“It’s still there,” Spoelstra said. “That’s normal actually. Even when he came back and played after the last [sprained ankle], he had swelling for a couple of weeks.”
It’s not uncommon for the league’s fastest players to wear low top sneakers. According to NBAShoesDB.com, which tracks the shoes worn by NBA players, the Kobe A.D. model Waiters wears is the most popular in the league, worn by at least 51 players.
Veteran three-point shooter Wayne Ellington, who has had a breakout season with the Heat, also wears the same Kobe low-top sneakers. Others to wear the shoe include All-Star guards John Wall (Washington), Isaiah Thomas (Boston) and DeMar DeRozan (Toronto).
“I've been wearing Kobe’s for years now,” said Ellington, who said he stopped wearing high tops his second season in the NBA. “Knock on wood I’ve been fine. Obviously we don’t all have the same feet, the same build. Different shoe structure is different for different guys.
“I like the type of support I get from the shoe that I wear. For me, high tops are a little restrained. I can’t move as freely as I would like to. Obviously they say the high tops give you more support. But if you look at some of those high tops they’re just as flimsy. You might as well not have anything there as far as covering up your ankle. I’ve been great so far in my low tops.”

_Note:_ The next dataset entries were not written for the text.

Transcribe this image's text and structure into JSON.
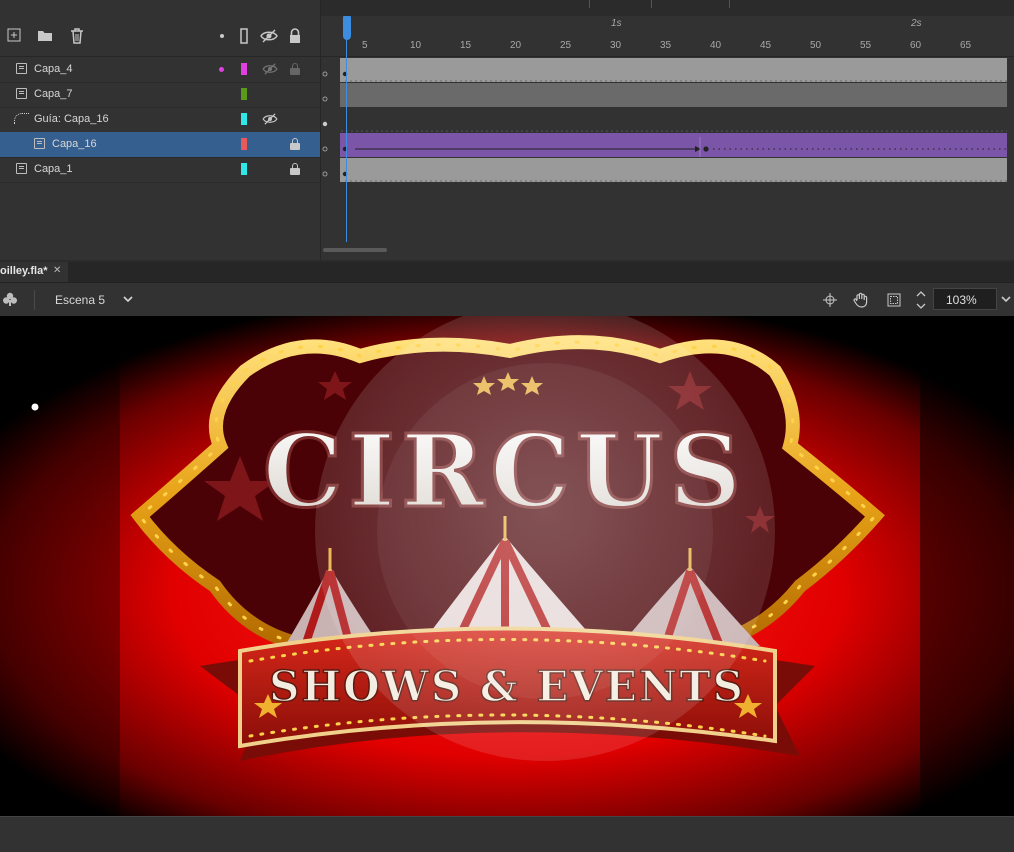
{
  "timeline": {
    "ruler_frames": [
      "5",
      "10",
      "15",
      "20",
      "25",
      "30",
      "35",
      "40",
      "45",
      "50",
      "55",
      "60",
      "65"
    ],
    "ruler_seconds": [
      "1s",
      "2s"
    ],
    "layers": [
      {
        "name": "Capa_4",
        "color": "#e040e0",
        "has_dot": true,
        "hidden": true,
        "locked": true,
        "selected": false,
        "guide": false,
        "indent": false
      },
      {
        "name": "Capa_7",
        "color": "#5a9a18",
        "has_dot": false,
        "hidden": false,
        "locked": false,
        "selected": false,
        "guide": false,
        "indent": false
      },
      {
        "name": "Guía: Capa_16",
        "color": "#2ee8e8",
        "has_dot": false,
        "hidden": true,
        "locked": false,
        "selected": false,
        "guide": true,
        "indent": false
      },
      {
        "name": "Capa_16",
        "color": "#e85a5a",
        "has_dot": false,
        "hidden": false,
        "locked": true,
        "selected": true,
        "guide": false,
        "indent": true
      },
      {
        "name": "Capa_1",
        "color": "#2ee8e8",
        "has_dot": false,
        "hidden": false,
        "locked": true,
        "selected": false,
        "guide": false,
        "indent": false
      }
    ]
  },
  "document": {
    "tab_title": "oilley.fla*",
    "scene_label": "Escena 5",
    "zoom": "103%"
  },
  "artwork": {
    "title_text": "CIRCUS",
    "banner_text": "SHOWS & EVENTS"
  },
  "colors": {
    "accent_blue": "#3c8ce0",
    "tween_purple": "#7a55a8",
    "stage_red": "#e10000"
  }
}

Heat point guard Goran Dragic wears Adidas brand low tops. He said when he played in Phoenix trainers tried to convince him to wear high tops. But Dragic said he stopped wearing Derrick Rose’s Adidas brand high tops because he was actually injuring his ankle more frequently in them than in low tops.

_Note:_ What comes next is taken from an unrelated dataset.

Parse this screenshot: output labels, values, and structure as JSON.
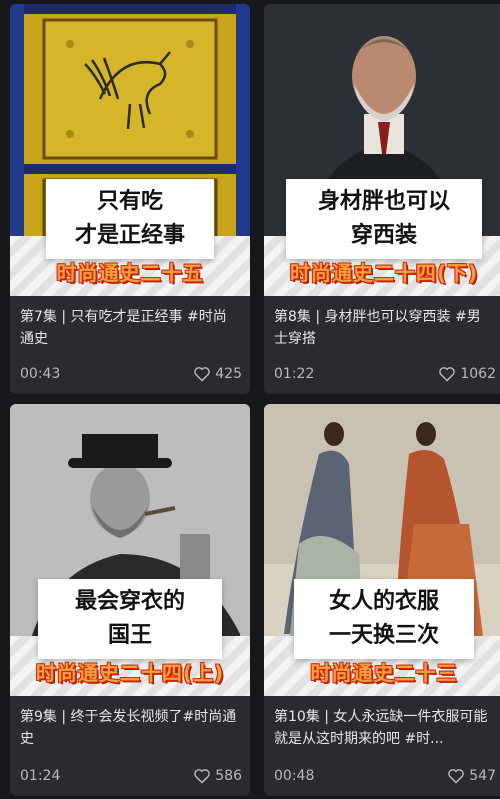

“Back in the day in Phoenix, I had high tops and I rolled my ankle eight times that season,” Dragic said. “So, I don’t think that’s the thing. At the end of the day, Dion was taped. Everybody is taped on this team. It’s just an unfortunate play. He landed on the guy’s foot. And when you’re in the air, it’s really tough to control your body if you land on somebody.
“Each player different. In my career I’ve worn high tops, mid tops, low tops, but the most comfortable that I feel is in low tops. I feel that I can move better. I can explode and everything. It’s maybe just in my head.”
Though some players have worn low top sneakers since the 1970s, it was Kobe Bryant who started the trend of going from the traditional high tops to lighter, faster low top sneakers almost a decade ago.
Studies suggest high-top and mid-top sneakers provide more ankle support for athletes who have had ankle injuries in the past. Waiters said he broke his ankle in high school.
“A lot of people ask me why I don’t wear high tops and things like that,” Waiters said. “But they weren’t saying that when I was playing well and we were winning. So don’t ask me when I get hurt.”